  • have the credentials to lead a religious community?
  • have the knowledge to lead a religious community?
  • haven’t been convicted or arrested, or involved in any scandal elsewhere?

I wonder what would happen if someone went to the leadership of this church and asked for this information to be posted publicly… maybe someone has? It would be interesting to see if the church embraced the idea and posted the info, or avoided doing it - and has been avoiding doing it. I find it odd that the site is otherwise SO well-designed.

Even if the pastors were listed, along with their credentials, I'd do some more digging, as I’ve looked at other web sites of churches and mosques, and often, the name of institute where someone says they studied theology cannot be found on a web search, or the institute has no accreditation by a recognized body. 

Surely you would want appropriate credentials of your accountant, teachers at your kids' school, the person that designed your in-ground pool, etc. Why not those that are telling you how to live?

Christians, Muslims, Jews, Hindus, Jains, whatever: do you really want to believe that transparency isn’t necessary for churches, mosques, temples and other religious communities? Do you think your magical, invisible friend that won’t protect children from being raped will, however, protect the people going to your church/mosque/temple/whatever and you don’t need to do a little digging into these people that are telling you how to live, what to believe, and to give them money?

Thursday, May 7, 2015

"Would Satan tempt me through the kindness of macaroni and cheese?"

From “I just don’t believe this anymore”: Why I abandoned my faith:

We had neighbors, two men who lived caddy-corner across the alley. We kept our children away from their children because they had a flag that I thought was satanic. Now I know it was just pagan. They would have bonfires in their back yard, and it was terrifying to me.

After I got home from the church, there was a knock at the door and it was one of the guys from across the alley way. He said, “We don’t talk much but I know there’s a lot going on for you guys and here is a casserole.” It was one of the more surreal moments in my life. I remember standing there and in my mind asking God what he was trying to tell me. Would Satan tempt me through the kindness of macaroni and cheese?

From an interview in Salon with Sarah Morehead, executive director of Recovering From Religion, who talks about why her work is a personal passion and about the recovery hotline itself.
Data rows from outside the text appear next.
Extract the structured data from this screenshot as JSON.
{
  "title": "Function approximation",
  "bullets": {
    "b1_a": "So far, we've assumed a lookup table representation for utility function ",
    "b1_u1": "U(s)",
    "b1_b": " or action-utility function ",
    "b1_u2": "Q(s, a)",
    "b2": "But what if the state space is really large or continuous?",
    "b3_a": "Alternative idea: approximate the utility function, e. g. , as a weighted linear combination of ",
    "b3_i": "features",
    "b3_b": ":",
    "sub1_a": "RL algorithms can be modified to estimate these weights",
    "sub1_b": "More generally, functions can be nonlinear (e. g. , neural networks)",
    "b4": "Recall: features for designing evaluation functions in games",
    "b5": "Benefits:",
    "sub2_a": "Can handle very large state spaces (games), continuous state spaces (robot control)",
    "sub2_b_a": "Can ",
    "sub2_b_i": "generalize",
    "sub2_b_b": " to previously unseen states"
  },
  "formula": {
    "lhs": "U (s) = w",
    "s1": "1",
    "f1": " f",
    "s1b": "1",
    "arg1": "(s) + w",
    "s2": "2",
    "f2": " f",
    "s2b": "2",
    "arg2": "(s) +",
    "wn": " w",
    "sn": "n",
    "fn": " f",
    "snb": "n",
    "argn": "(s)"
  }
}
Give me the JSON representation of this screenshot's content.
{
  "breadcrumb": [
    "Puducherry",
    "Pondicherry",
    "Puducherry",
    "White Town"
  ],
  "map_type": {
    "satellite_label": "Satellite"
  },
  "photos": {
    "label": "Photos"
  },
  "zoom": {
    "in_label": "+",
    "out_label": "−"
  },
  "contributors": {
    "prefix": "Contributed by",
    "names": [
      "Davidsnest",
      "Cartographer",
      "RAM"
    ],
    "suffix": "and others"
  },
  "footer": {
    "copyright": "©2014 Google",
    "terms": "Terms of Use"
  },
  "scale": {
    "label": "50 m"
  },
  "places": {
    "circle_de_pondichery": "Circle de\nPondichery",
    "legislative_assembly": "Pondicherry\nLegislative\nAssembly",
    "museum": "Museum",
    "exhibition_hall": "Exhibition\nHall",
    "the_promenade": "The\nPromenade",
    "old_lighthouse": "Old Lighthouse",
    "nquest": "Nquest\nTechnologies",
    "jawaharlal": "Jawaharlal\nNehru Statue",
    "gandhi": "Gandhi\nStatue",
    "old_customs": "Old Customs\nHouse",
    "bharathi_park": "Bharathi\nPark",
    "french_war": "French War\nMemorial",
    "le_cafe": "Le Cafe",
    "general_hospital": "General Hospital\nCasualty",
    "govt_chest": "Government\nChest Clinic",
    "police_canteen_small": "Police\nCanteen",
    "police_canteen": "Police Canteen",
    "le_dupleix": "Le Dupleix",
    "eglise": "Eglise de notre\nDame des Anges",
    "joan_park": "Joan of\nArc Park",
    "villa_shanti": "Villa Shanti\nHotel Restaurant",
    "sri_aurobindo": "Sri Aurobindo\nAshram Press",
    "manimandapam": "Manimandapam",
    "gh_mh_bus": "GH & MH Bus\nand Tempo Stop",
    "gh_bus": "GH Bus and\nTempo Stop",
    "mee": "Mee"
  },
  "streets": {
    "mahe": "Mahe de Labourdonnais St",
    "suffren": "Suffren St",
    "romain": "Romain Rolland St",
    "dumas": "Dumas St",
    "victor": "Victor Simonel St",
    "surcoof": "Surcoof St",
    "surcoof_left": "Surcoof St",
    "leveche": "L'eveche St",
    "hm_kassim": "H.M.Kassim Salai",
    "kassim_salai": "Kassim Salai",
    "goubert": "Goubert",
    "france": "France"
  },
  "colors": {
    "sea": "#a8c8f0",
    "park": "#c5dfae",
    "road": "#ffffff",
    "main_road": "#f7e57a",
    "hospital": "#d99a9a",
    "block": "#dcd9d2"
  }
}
It's a terrific article about the transition for some people who leave their religion, and the growing number of resources to support such people.